The next day, Lauren’s father preaches from the part of Genesis that describes Noah and the ark. After church, Joanne apologizes, and Lauren halfheartedly accepts. As Joanne walks away, Lauren reflects sadly that she can never trust her again and that she has lost her best friend. A few nights later, thieves rob some of the neighborhood gardens, stealing fruit and ruining the plots. Lauren’s father decides to set up a regular night watch, in which two people patrol together in two-hour shifts. He suggests that the patrol begins before dusk, to get the neighbors used to the idea of the patrol and make sure no one mistakes the patrollers for thieves.
It’s clear that Lauren’s father is also waking up to the reality of the threats that the neighborhood faces, and is making sure to employ extra precautions as a result. Lauren, meanwhile, is isolated as a result of her commitment to the truth. Even though she is somewhat forgiving of Joanne, she knows that Joanne’s reaction to their conversation means that their friendship will never be the same. Lauren has been forced to choose the truth over comfort and appeasement.
That night, Lauren overhears her father and Cory discussing what they will do if they catch a thief. Lauren’s father says he would try to scare them off, and Cory asks if he would shoot them if that didn’t work. Lauren’s father replies that he would. They begin to fight, and Cory starts crying. Cory worries about her husband being sent to prison, and softly tells him: “Thou shallt not kill.” Lauren’s father replies: “Nehemiah four. Verse 14.” They are quiet after this, and Lauren immediately looks up Nehemiah 4:14 in the Bible. The verse instructs people to fight on behalf of their families and houses.
This passage raises the question of what people of faith should do when scripture contradicts itself—and what they must do when scripture contradicts reality. While Lauren’s father and Cory find comfort and guidance in the Bible, this is undermined by the fact that the Bible itself sometimes gives conflicting messages about how to live.
A few days later the night watch becomes official. Once a week, the watchers meet for shooting and martial arts practice. Lauren’s father takes all his books back from her, but she doesn’t mind as she has already made notes. A week later, thieves return to steal Richard Moss’s rabbits. The rabbits are housed in what was once a three-car garage built in the 1980s. The two thieves cram 13 rabbits into a bag, but at this point the watchers on duty see them and fire their guns into the air.
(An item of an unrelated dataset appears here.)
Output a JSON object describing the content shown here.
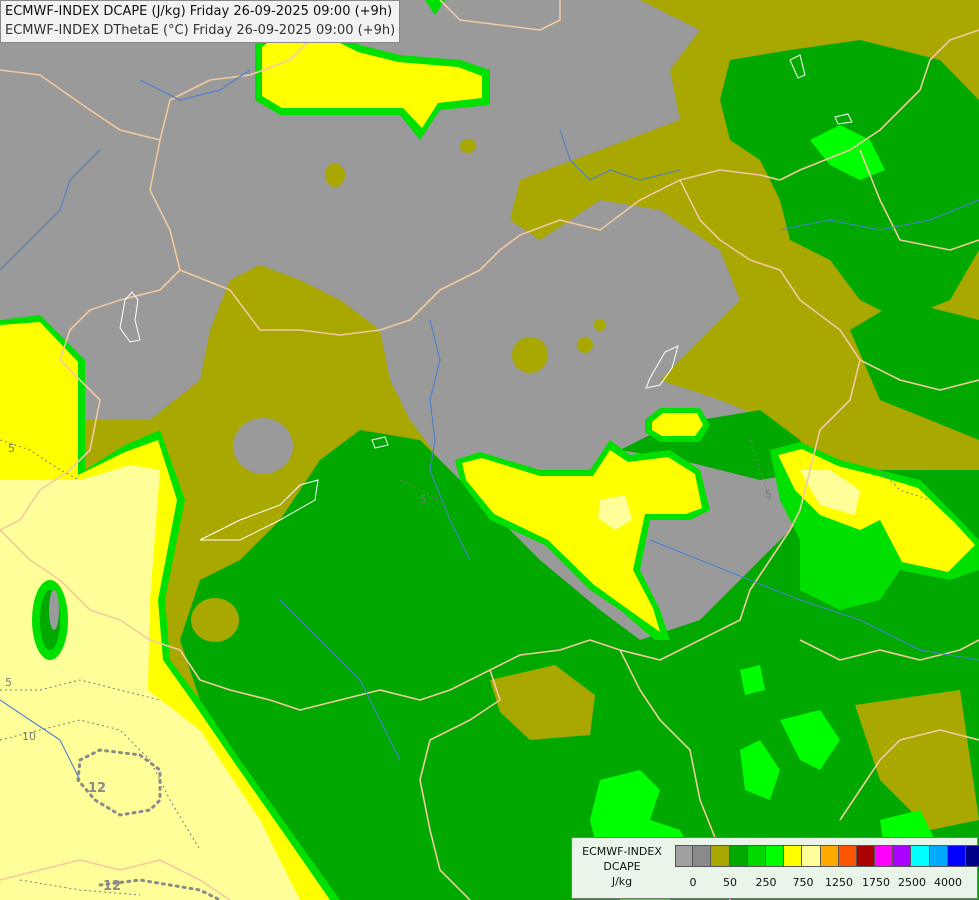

The thieves run, dropping the rabbits along with a gun.
The fact that there have been multiple instances of theft suggests that the neighborhood will not be safe for much longer—things are getting worse.
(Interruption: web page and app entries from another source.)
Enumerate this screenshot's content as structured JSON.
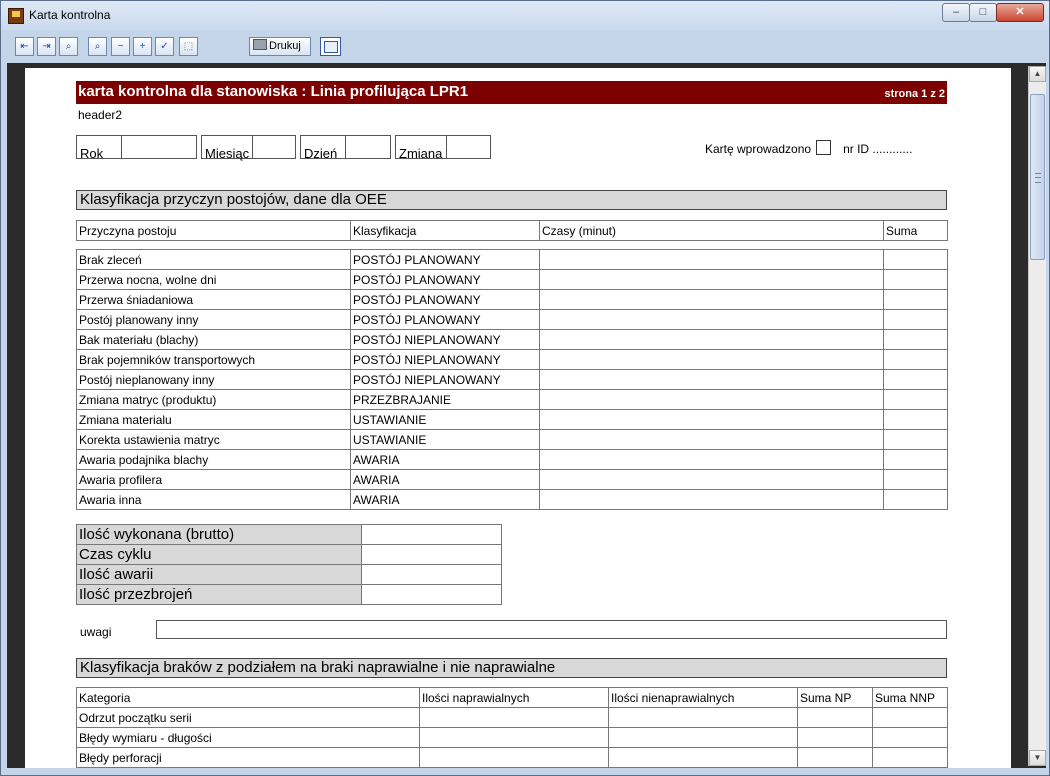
{
  "window": {
    "title": "Karta kontrolna",
    "minimize": "–",
    "maximize": "□",
    "close": "✕"
  },
  "toolbar": {
    "print_label": "Drukuj"
  },
  "report": {
    "title": "karta kontrolna dla stanowiska : Linia profilująca LPR1",
    "page_info": "strona 1 z 2",
    "header2": "header2",
    "date_fields": [
      "Rok",
      "Miesiąc",
      "Dzień",
      "Zmiana"
    ],
    "entered_label": "Kartę wprowadzono",
    "nr_id_label": "nr ID ............",
    "section1_title": "Klasyfikacja przyczyn postojów, dane dla OEE",
    "downtime_headers": [
      "Przyczyna postoju",
      "Klasyfikacja",
      "Czasy (minut)",
      "Suma"
    ],
    "downtime_rows": [
      [
        "Brak zleceń",
        "POSTÓJ PLANOWANY"
      ],
      [
        "Przerwa nocna, wolne dni",
        "POSTÓJ PLANOWANY"
      ],
      [
        "Przerwa śniadaniowa",
        "POSTÓJ PLANOWANY"
      ],
      [
        "Postój planowany inny",
        "POSTÓJ PLANOWANY"
      ],
      [
        "Bak materiału (blachy)",
        "POSTÓJ NIEPLANOWANY"
      ],
      [
        "Brak pojemników transportowych",
        "POSTÓJ NIEPLANOWANY"
      ],
      [
        "Postój nieplanowany inny",
        "POSTÓJ NIEPLANOWANY"
      ],
      [
        "Zmiana matryc (produktu)",
        "PRZEZBRAJANIE"
      ],
      [
        "Zmiana materialu",
        "USTAWIANIE"
      ],
      [
        "Korekta ustawienia matryc",
        "USTAWIANIE"
      ],
      [
        "Awaria podajnika blachy",
        "AWARIA"
      ],
      [
        "Awaria profilera",
        "AWARIA"
      ],
      [
        "Awaria inna",
        "AWARIA"
      ]
    ],
    "summary_rows": [
      "Ilość wykonana (brutto)",
      "Czas cyklu",
      "Ilość awarii",
      "Ilość przezbrojeń"
    ],
    "uwagi_label": "uwagi",
    "section2_title": "Klasyfikacja braków z podziałem na braki naprawialne i nie naprawialne",
    "defects_headers": [
      "Kategoria",
      "Ilości naprawialnych",
      "Ilości nienaprawialnych",
      "Suma NP",
      "Suma NNP"
    ],
    "defects_rows": [
      "Odrzut początku serii",
      "Błędy wymiaru - długości",
      "Błędy perforacji"
    ]
  }
}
This causes another argument between Lauren’s father and Cory, who points out that the thieves could have easily killed someone. Lauren’s father focuses on the fact that the watchers stuck to the plan and that it worked, but Cory dismisses this, focusing on the fact that the family wouldn’t survive if something happened to Lauren’s father. He insists that they would have to find a way to keep going. Lauren realizes that she, too, is in denial about the prospect of something happening to her father. Yet she also knows that things cannot go on like this, and that there must be a “better destiny.”
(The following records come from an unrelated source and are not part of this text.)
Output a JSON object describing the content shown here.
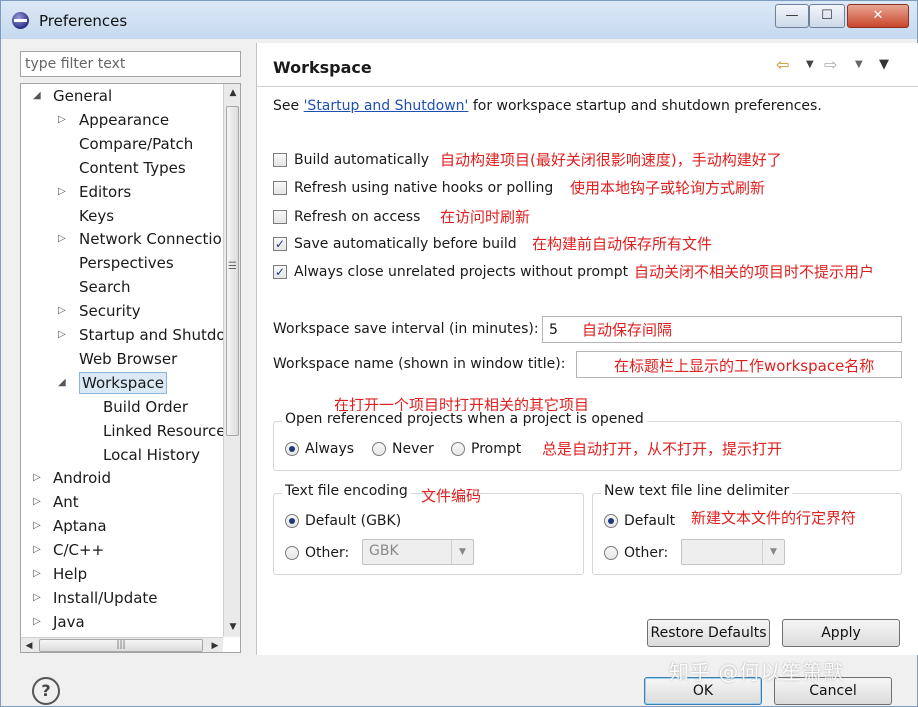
{
  "window": {
    "title": "Preferences",
    "min_glyph": "—",
    "max_glyph": "☐",
    "close_glyph": "✕"
  },
  "filter": {
    "placeholder": "type filter text"
  },
  "tree": {
    "items": [
      {
        "label": "General",
        "arrow": "◢"
      },
      {
        "label": "Appearance",
        "arrow": "▷"
      },
      {
        "label": "Compare/Patch",
        "arrow": ""
      },
      {
        "label": "Content Types",
        "arrow": ""
      },
      {
        "label": "Editors",
        "arrow": "▷"
      },
      {
        "label": "Keys",
        "arrow": ""
      },
      {
        "label": "Network Connectio",
        "arrow": "▷"
      },
      {
        "label": "Perspectives",
        "arrow": ""
      },
      {
        "label": "Search",
        "arrow": ""
      },
      {
        "label": "Security",
        "arrow": "▷"
      },
      {
        "label": "Startup and Shutdov",
        "arrow": "▷"
      },
      {
        "label": "Web Browser",
        "arrow": ""
      },
      {
        "label": "Workspace",
        "arrow": "◢",
        "selected": true
      },
      {
        "label": "Build Order",
        "arrow": ""
      },
      {
        "label": "Linked Resource",
        "arrow": ""
      },
      {
        "label": "Local History",
        "arrow": ""
      },
      {
        "label": "Android",
        "arrow": "▷"
      },
      {
        "label": "Ant",
        "arrow": "▷"
      },
      {
        "label": "Aptana",
        "arrow": "▷"
      },
      {
        "label": "C/C++",
        "arrow": "▷"
      },
      {
        "label": "Help",
        "arrow": "▷"
      },
      {
        "label": "Install/Update",
        "arrow": "▷"
      },
      {
        "label": "Java",
        "arrow": "▷"
      }
    ],
    "scroll": {
      "up": "▲",
      "down": "▼",
      "grip": "☰",
      "left": "◀",
      "right": "▶",
      "hgrip": "|||"
    }
  },
  "page": {
    "title": "Workspace",
    "nav": {
      "back": "⇦",
      "back_menu": "▼",
      "forward": "⇨",
      "forward_menu": "▼",
      "view_menu": "▼"
    },
    "description": {
      "prefix": "See ",
      "link": "'Startup and Shutdown'",
      "suffix": " for workspace startup and shutdown preferences."
    },
    "checkboxes": [
      {
        "label": "Build automatically",
        "checked": false,
        "note": "自动构建项目(最好关闭很影响速度)，手动构建好了"
      },
      {
        "label": "Refresh using native hooks or polling",
        "checked": false,
        "note": "使用本地钩子或轮询方式刷新"
      },
      {
        "label": "Refresh on access",
        "checked": false,
        "note": "在访问时刷新"
      },
      {
        "label": "Save automatically before build",
        "checked": true,
        "note": "在构建前自动保存所有文件"
      },
      {
        "label": "Always close unrelated projects without prompt",
        "checked": true,
        "note": "自动关闭不相关的项目时不提示用户"
      }
    ],
    "check_glyph": "✓",
    "save_interval": {
      "label": "Workspace save interval (in minutes):",
      "value": "5",
      "note": "自动保存间隔"
    },
    "workspace_name": {
      "label": "Workspace name (shown in window title):",
      "value": "",
      "note": "在标题栏上显示的工作workspace名称"
    },
    "open_referenced": {
      "note": "在打开一个项目时打开相关的其它项目",
      "title": "Open referenced projects when a project is opened",
      "options": [
        {
          "label": "Always",
          "selected": true
        },
        {
          "label": "Never",
          "selected": false
        },
        {
          "label": "Prompt",
          "selected": false
        }
      ],
      "options_note": "总是自动打开，从不打开，提示打开"
    },
    "encoding": {
      "title": "Text file encoding",
      "note": "文件编码",
      "default_label": "Default (GBK)",
      "other_label": "Other:",
      "other_value": "GBK"
    },
    "line_delimiter": {
      "title": "New text file line delimiter",
      "default_label": "Default",
      "note": "新建文本文件的行定界符",
      "other_label": "Other:",
      "other_value": ""
    },
    "combo_arrow": "▼",
    "restore_defaults": "Restore Defaults",
    "apply": "Apply"
  },
  "footer": {
    "help": "?",
    "ok": "OK",
    "cancel": "Cancel",
    "watermark": "知乎 @何以笙箫默"
  }
}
Lauren admits that she, too, has her blind spots regarding the future and the possible threats her family faces. While Lauren vehemently rejects the practice of investing false hope and assurance in God-like figures, to some extent she engages in this behavior when it comes to her father. She has never properly considered the possibility that her father may die, and what would become of her and her family if that were to happen. Despite Lauren’s commitment to embracing the truth in the face of widespread denial, she still finds herself slipping into willful ignorance when it comes to the person who matters most—her father.